My two-year-old grandson has just decided that he doesn’t want to go to bed. I have watched him on and off since birth and the fact that he took a beautiful nap and went to bed without fussing always sealed the deal for me when they asked me to watch him. It meant Grandma could get a break in the afternoon and watch some television at night. Well, one week before I was to show up to watch him again, they informed me that he doesn’t want to take a nap and has been climbing out of his crib and coming downstairs. And somehow it was all my fault because the last time I watched him, back in January, we would snuggle together every night and watch Tayo the Little Bus. Apparently, as he descends the stairs after climbing out of the crib he has been saying, “snuggle up time.” First of all, in my defense, I babysit for free and watching Tayo the Little Bus is no picnic. Every night that I was there I tried to persuade him to watch another show, but he would look me right in the eye and say, “Tayo,” and no amount of groaning on my part could persuade him differently. A show about a bunch of buses that live in a bus depot was not exactly my cup of tea, but I sacrificed because I love my grandson and I knew one or two shows would put anyone to sleep.

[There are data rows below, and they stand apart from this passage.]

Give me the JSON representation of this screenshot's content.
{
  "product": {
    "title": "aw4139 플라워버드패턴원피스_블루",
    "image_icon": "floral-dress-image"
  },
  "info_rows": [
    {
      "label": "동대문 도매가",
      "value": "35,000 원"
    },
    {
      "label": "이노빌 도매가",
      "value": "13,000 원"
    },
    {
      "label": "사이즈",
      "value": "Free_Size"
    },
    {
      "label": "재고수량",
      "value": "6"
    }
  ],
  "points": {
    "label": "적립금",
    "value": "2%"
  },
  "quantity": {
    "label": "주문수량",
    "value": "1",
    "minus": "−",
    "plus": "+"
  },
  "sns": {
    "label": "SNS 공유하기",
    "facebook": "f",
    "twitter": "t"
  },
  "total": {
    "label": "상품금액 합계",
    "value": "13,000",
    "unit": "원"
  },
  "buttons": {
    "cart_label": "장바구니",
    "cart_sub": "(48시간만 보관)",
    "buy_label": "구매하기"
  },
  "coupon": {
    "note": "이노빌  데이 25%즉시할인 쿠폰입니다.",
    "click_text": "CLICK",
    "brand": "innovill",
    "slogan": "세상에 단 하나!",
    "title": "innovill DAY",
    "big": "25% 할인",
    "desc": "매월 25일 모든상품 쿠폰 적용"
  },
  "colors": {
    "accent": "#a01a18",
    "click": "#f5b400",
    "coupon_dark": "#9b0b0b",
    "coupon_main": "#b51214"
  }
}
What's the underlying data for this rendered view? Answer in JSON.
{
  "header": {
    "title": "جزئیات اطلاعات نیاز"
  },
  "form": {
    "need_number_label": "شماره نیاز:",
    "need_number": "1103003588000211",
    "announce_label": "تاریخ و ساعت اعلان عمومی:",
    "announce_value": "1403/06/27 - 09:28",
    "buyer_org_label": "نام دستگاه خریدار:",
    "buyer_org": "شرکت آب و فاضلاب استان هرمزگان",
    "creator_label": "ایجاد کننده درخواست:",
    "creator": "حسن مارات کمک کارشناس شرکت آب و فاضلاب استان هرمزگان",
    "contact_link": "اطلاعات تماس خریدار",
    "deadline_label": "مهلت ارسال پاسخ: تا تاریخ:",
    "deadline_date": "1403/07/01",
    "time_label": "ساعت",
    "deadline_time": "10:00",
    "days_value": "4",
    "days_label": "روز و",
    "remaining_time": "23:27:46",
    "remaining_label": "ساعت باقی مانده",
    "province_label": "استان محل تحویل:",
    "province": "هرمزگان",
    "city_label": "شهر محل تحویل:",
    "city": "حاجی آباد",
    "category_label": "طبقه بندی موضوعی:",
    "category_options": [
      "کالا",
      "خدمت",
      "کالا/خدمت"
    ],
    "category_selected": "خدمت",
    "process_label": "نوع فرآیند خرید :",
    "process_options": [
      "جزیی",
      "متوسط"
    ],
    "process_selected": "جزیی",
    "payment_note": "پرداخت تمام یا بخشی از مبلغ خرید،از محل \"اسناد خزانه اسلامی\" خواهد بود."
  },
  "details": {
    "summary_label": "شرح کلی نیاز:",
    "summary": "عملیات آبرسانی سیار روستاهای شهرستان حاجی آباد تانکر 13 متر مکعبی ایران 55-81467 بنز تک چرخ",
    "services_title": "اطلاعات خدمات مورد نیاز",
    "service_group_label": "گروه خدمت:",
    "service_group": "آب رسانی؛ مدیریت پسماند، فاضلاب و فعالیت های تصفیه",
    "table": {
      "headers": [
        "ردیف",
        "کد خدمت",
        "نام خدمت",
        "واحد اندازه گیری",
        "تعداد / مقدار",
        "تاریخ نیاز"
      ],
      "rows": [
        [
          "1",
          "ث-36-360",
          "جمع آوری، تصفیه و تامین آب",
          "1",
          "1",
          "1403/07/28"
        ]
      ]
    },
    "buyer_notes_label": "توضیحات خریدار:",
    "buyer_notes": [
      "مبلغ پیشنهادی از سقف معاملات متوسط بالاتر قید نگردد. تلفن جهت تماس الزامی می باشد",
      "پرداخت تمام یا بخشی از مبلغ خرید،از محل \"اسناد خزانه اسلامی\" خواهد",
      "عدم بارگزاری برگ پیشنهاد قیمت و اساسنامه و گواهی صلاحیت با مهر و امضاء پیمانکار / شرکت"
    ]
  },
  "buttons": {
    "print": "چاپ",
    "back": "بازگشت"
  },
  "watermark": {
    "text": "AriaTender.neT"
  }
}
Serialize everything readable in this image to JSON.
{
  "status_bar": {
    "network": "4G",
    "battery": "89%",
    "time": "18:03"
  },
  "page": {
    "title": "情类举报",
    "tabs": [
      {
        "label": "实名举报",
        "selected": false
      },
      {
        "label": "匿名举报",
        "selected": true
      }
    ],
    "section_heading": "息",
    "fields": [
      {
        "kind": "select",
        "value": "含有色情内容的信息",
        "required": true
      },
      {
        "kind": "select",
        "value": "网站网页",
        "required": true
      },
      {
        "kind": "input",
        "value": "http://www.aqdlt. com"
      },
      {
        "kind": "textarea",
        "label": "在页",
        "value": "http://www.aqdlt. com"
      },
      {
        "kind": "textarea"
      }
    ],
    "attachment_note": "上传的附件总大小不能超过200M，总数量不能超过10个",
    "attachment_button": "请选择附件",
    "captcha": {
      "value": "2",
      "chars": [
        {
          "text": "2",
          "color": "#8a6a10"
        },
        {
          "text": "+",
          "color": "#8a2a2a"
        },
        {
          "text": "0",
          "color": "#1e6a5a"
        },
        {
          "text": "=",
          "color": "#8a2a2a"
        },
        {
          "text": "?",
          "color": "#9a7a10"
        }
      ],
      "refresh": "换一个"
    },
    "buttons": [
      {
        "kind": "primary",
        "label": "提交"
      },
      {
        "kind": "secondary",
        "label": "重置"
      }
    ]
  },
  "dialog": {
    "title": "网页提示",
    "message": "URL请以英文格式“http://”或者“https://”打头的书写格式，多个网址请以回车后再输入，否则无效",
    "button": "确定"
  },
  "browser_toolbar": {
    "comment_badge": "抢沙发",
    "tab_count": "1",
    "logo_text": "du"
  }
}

I live with the equivalent of a two year old that fights sleep and his name is Vern. Vern is our toddler, only he is now seven. I don’t know if Vern has ever slept the entire night through and he is always the first one up if we try and take a nap. At this point, I think if he ever slept all night, I would still wake up in the middle of the night to check that he was still alive and breathing. I even save packing John’s lunch for the middle of the night when Vern wakes me up. I hate that job so much and hope one day in my sleep deprived state I will “accidentally” pack an expired pack of yogurt, a rotten hard boiled egg, or a peanut butter and meat sandwich, and cause John to decide buying his lunch out would be a better option. So far, that has not happened, but one can hope.

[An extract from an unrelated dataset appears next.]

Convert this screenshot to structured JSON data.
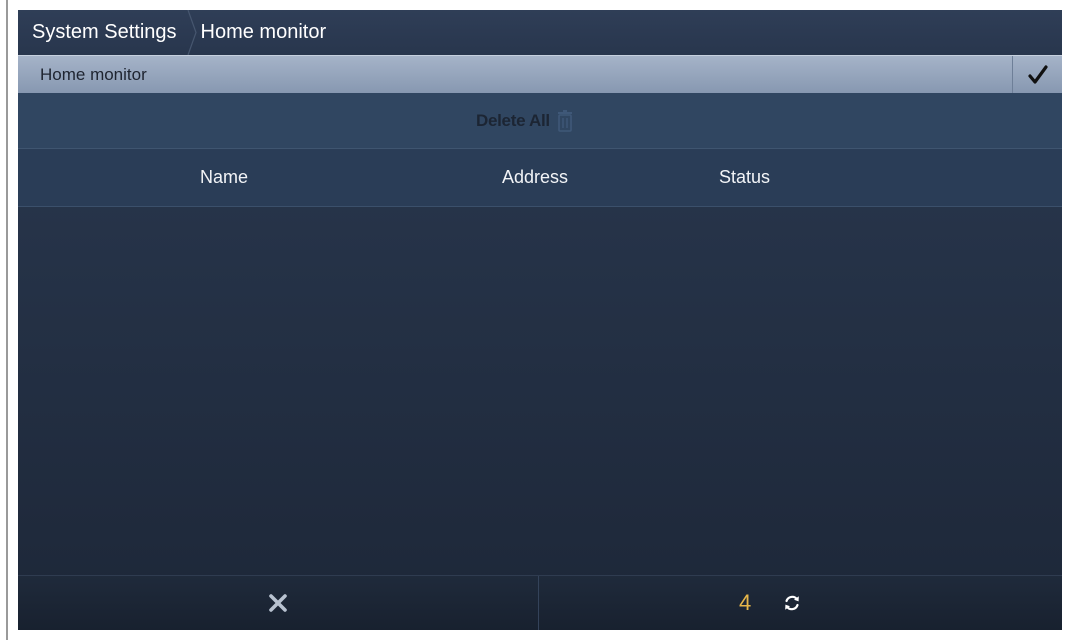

Well, I made the mistake of complaining to my daughter about Vern when she complained about her son and was instantly told that our situations are nowhere near similar. To me, lost sleep is lost sleep whether it is caused by a toddler or an oversized dog, but my daughter took great offense that I even tried to insinuate that I had it as bad as she did. She has this weird competitive streak that she gets from her father and seemed to need to win this “who gets the most sleep” battle. As far as I am concerned, having a dog smack you around in the middle of the night with his polar bear sized paw is far worse than having to snuggle up with my grandson. I think next time I go I will “gift” my grandson with an oversized boxing glove and tell him to use it to wake mama up right before “snuggle up time” and see if she can at least admit I have a point.

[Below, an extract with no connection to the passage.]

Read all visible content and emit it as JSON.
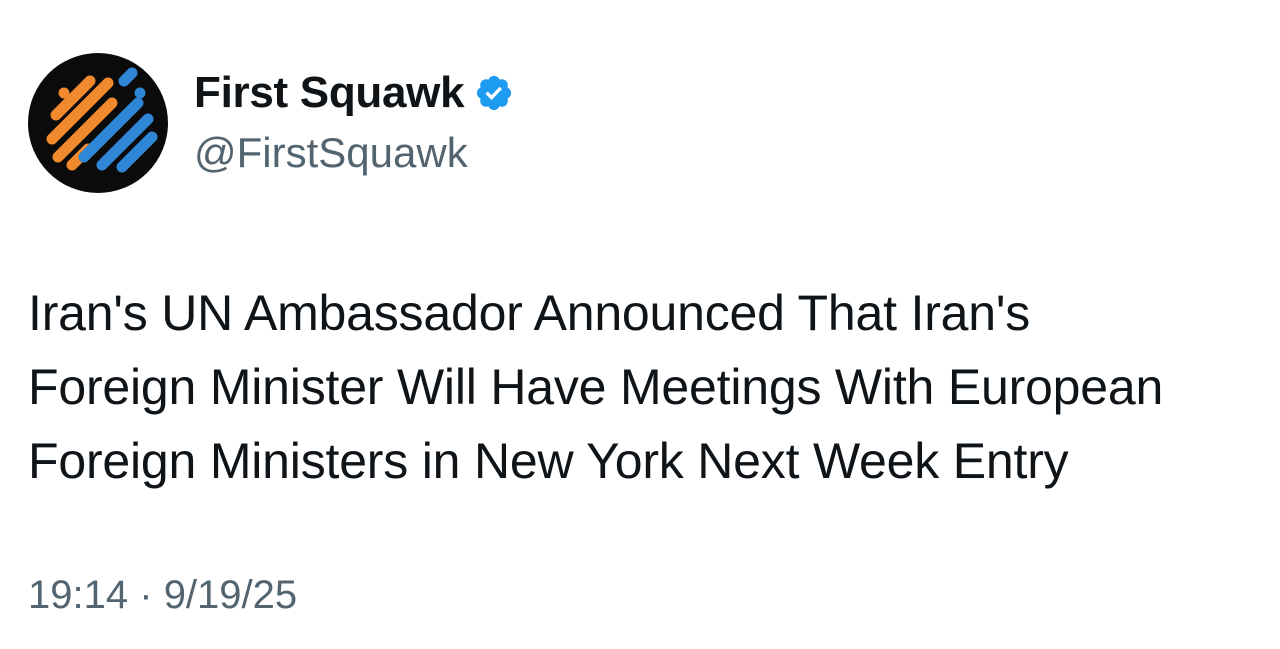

Vern recently had to have a molar removed and came home from the vet groggy and sleepy and the anesthesia along with the pain medicines made him sleep all night. I still woke up at 5:30 am because I was sure he hadn’t survived the night. I felt the same way I did when I woke in the middle of the night to make sure my babies were still breathing when they started sleeping through the night. Panic, like I forgot to do something extremely important, followed by massive relief when I felt their little chest move up and down. So, yep, there I was at 5:30 am, the person who prays nightly for their dog to sleep all night, waking Vern up to make sure he was still alive. In my defense, I couldn't feel him breathing, he seemed cold and I forgot he is part polar bear, and he didn't respond when I finally called his name. I almost called out to John, but knew me screaming, "VERN IS STILL SLEEPING!" was probably not going to get the reaction I wanted. It was only after I turned the light on and saw one eye twitch that I realized he was safe and made a mental note to ask my vet about the long term effects of anesthesia and pain meds if I want to continue to use them on Vern to get a good night’s sleep. Something tells me she will say no, but it is worth a shot.
I recently returned from babysitting and was able to get Archer to bed earlier than his parents, but naps were definitely a hit or miss. I gave it my best shot and came equipped with plenty up my sleeve, but no amount of trickery or cajoling could make that kid sleep if he didn’t want to take a nap. It is the same when Vern decides it is time to get up. He doesn’t giggle or pop his pacifier at me, but he stares and pokes me with his nose or paw to let me know he is staying up. In the end, I decided that lost sleep was lost sleep no matter who or what caused it. I know Vern is always the first one up if we take a nap. He is always the first one up in the morning, although after going out, he will go back to bed. That is the only thing that differs from a toddler, although I still think the “awakened by a large paw swat” makes me the winner in the battle with my daughter for who has it worse. Not that anyone is keeping score, but if they were, I would win.